What you have to do.
Since pictures do not belong in the copy, please repeat every record below exactly without them.

Extracted records.
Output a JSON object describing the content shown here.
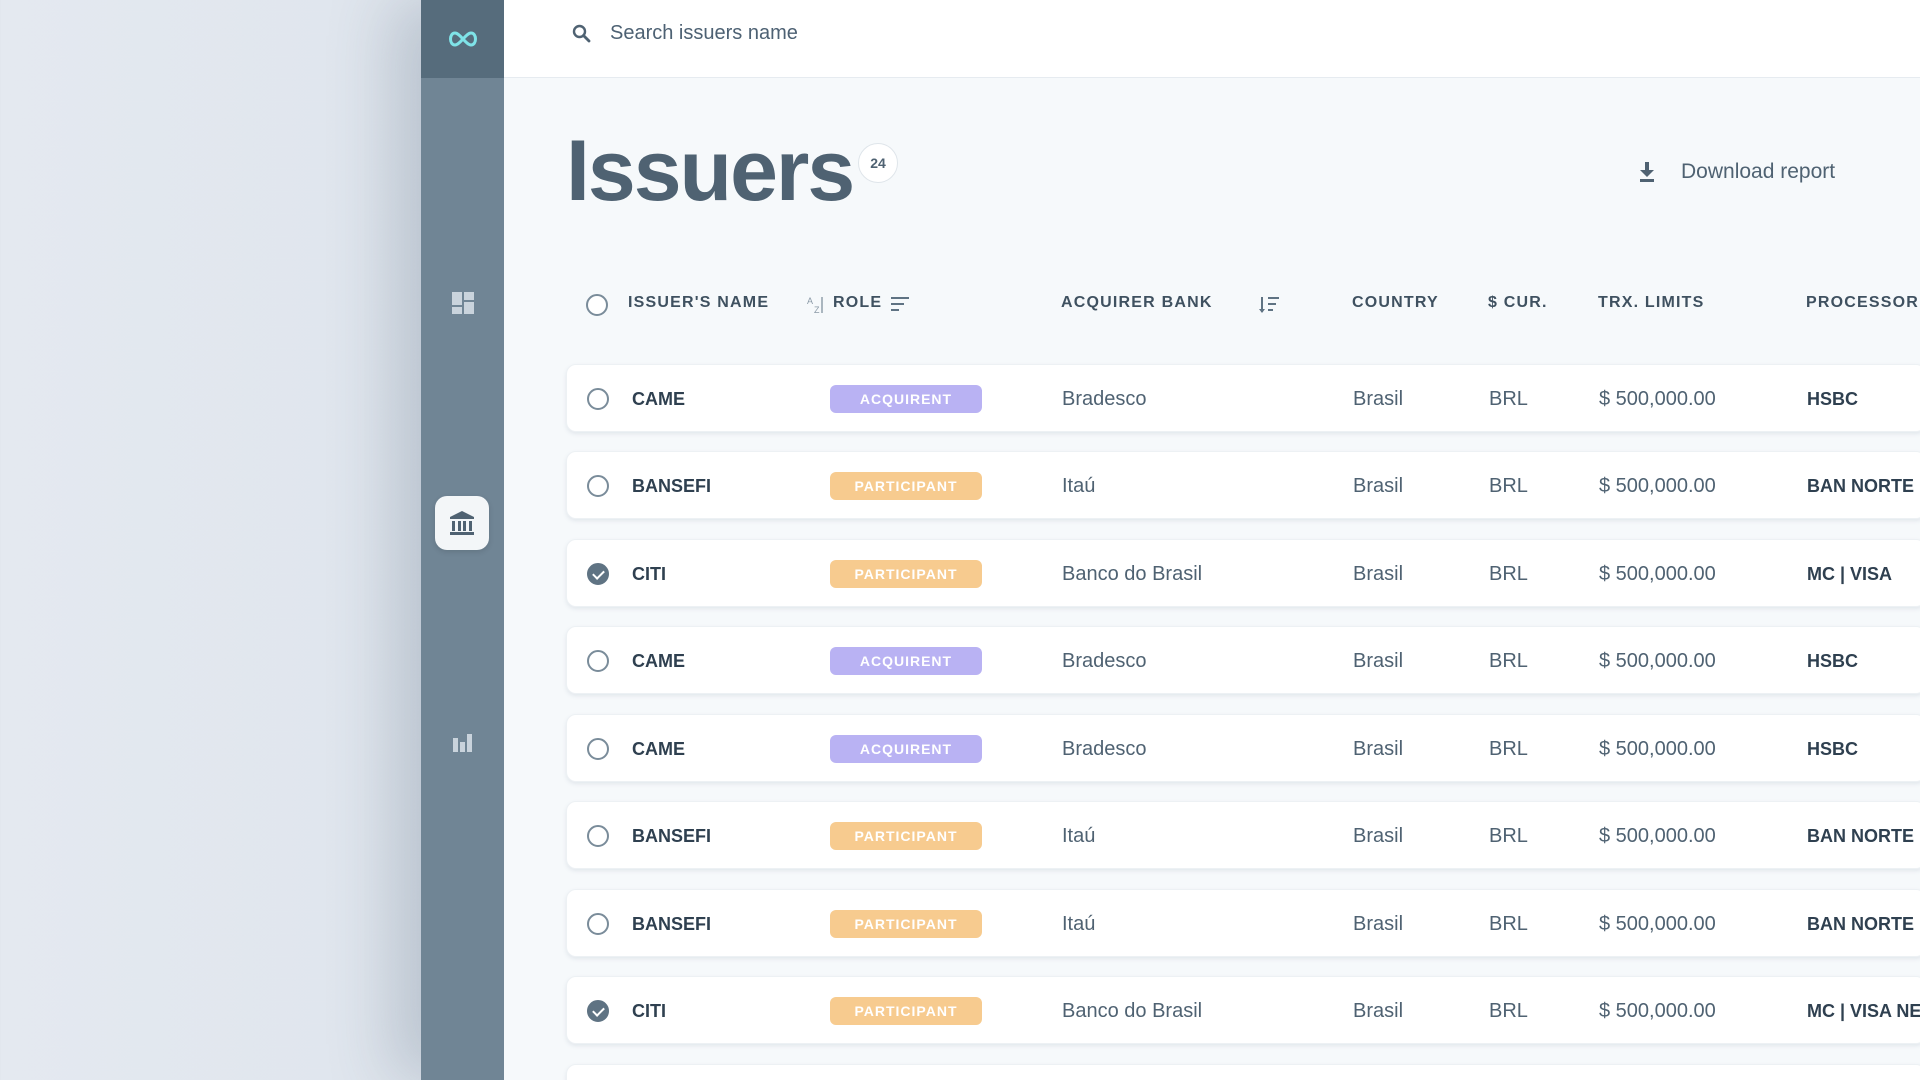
{
  "search": {
    "placeholder": "Search issuers name"
  },
  "page": {
    "title": "Issuers",
    "count": "24",
    "download_label": "Download report"
  },
  "columns": {
    "name": "ISSUER'S NAME",
    "role": "ROLE",
    "bank": "ACQUIRER BANK",
    "country": "COUNTRY",
    "currency": "$ CUR.",
    "limits": "TRX. LIMITS",
    "processor": "PROCESSOR"
  },
  "role_colors": {
    "ACQUIRENT": "#b9b2f3",
    "PARTICIPANT": "#f7cb8f"
  },
  "rows": [
    {
      "checked": false,
      "name": "CAME",
      "role": "ACQUIRENT",
      "bank": "Bradesco",
      "country": "Brasil",
      "currency": "BRL",
      "limit": "$ 500,000.00",
      "processor": "HSBC"
    },
    {
      "checked": false,
      "name": "BANSEFI",
      "role": "PARTICIPANT",
      "bank": "Itaú",
      "country": "Brasil",
      "currency": "BRL",
      "limit": "$ 500,000.00",
      "processor": "BAN NORTE"
    },
    {
      "checked": true,
      "name": "CITI",
      "role": "PARTICIPANT",
      "bank": "Banco do Brasil",
      "country": "Brasil",
      "currency": "BRL",
      "limit": "$ 500,000.00",
      "processor": "MC | VISA"
    },
    {
      "checked": false,
      "name": "CAME",
      "role": "ACQUIRENT",
      "bank": "Bradesco",
      "country": "Brasil",
      "currency": "BRL",
      "limit": "$ 500,000.00",
      "processor": "HSBC"
    },
    {
      "checked": false,
      "name": "CAME",
      "role": "ACQUIRENT",
      "bank": "Bradesco",
      "country": "Brasil",
      "currency": "BRL",
      "limit": "$ 500,000.00",
      "processor": "HSBC"
    },
    {
      "checked": false,
      "name": "BANSEFI",
      "role": "PARTICIPANT",
      "bank": "Itaú",
      "country": "Brasil",
      "currency": "BRL",
      "limit": "$ 500,000.00",
      "processor": "BAN NORTE"
    },
    {
      "checked": false,
      "name": "BANSEFI",
      "role": "PARTICIPANT",
      "bank": "Itaú",
      "country": "Brasil",
      "currency": "BRL",
      "limit": "$ 500,000.00",
      "processor": "BAN NORTE"
    },
    {
      "checked": true,
      "name": "CITI",
      "role": "PARTICIPANT",
      "bank": "Banco do Brasil",
      "country": "Brasil",
      "currency": "BRL",
      "limit": "$ 500,000.00",
      "processor": "MC | VISA NE"
    }
  ]
}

Response to this exercise.
Output a JSON object describing the content shown here.
{
  "search": {
    "placeholder": "Search issuers name"
  },
  "page": {
    "title": "Issuers",
    "count": "24",
    "download_label": "Download report"
  },
  "columns": {
    "name": "ISSUER'S NAME",
    "role": "ROLE",
    "bank": "ACQUIRER BANK",
    "country": "COUNTRY",
    "currency": "$ CUR.",
    "limits": "TRX. LIMITS",
    "processor": "PROCESSOR"
  },
  "role_colors": {
    "ACQUIRENT": "#b9b2f3",
    "PARTICIPANT": "#f7cb8f"
  },
  "rows": [
    {
      "checked": false,
      "name": "CAME",
      "role": "ACQUIRENT",
      "bank": "Bradesco",
      "country": "Brasil",
      "currency": "BRL",
      "limit": "$ 500,000.00",
      "processor": "HSBC"
    },
    {
      "checked": false,
      "name": "BANSEFI",
      "role": "PARTICIPANT",
      "bank": "Itaú",
      "country": "Brasil",
      "currency": "BRL",
      "limit": "$ 500,000.00",
      "processor": "BAN NORTE"
    },
    {
      "checked": true,
      "name": "CITI",
      "role": "PARTICIPANT",
      "bank": "Banco do Brasil",
      "country": "Brasil",
      "currency": "BRL",
      "limit": "$ 500,000.00",
      "processor": "MC | VISA"
    },
    {
      "checked": false,
      "name": "CAME",
      "role": "ACQUIRENT",
      "bank": "Bradesco",
      "country": "Brasil",
      "currency": "BRL",
      "limit": "$ 500,000.00",
      "processor": "HSBC"
    },
    {
      "checked": false,
      "name": "CAME",
      "role": "ACQUIRENT",
      "bank": "Bradesco",
      "country": "Brasil",
      "currency": "BRL",
      "limit": "$ 500,000.00",
      "processor": "HSBC"
    },
    {
      "checked": false,
      "name": "BANSEFI",
      "role": "PARTICIPANT",
      "bank": "Itaú",
      "country": "Brasil",
      "currency": "BRL",
      "limit": "$ 500,000.00",
      "processor": "BAN NORTE"
    },
    {
      "checked": false,
      "name": "BANSEFI",
      "role": "PARTICIPANT",
      "bank": "Itaú",
      "country": "Brasil",
      "currency": "BRL",
      "limit": "$ 500,000.00",
      "processor": "BAN NORTE"
    },
    {
      "checked": true,
      "name": "CITI",
      "role": "PARTICIPANT",
      "bank": "Banco do Brasil",
      "country": "Brasil",
      "currency": "BRL",
      "limit": "$ 500,000.00",
      "processor": "MC | VISA NE"
    }
  ]
}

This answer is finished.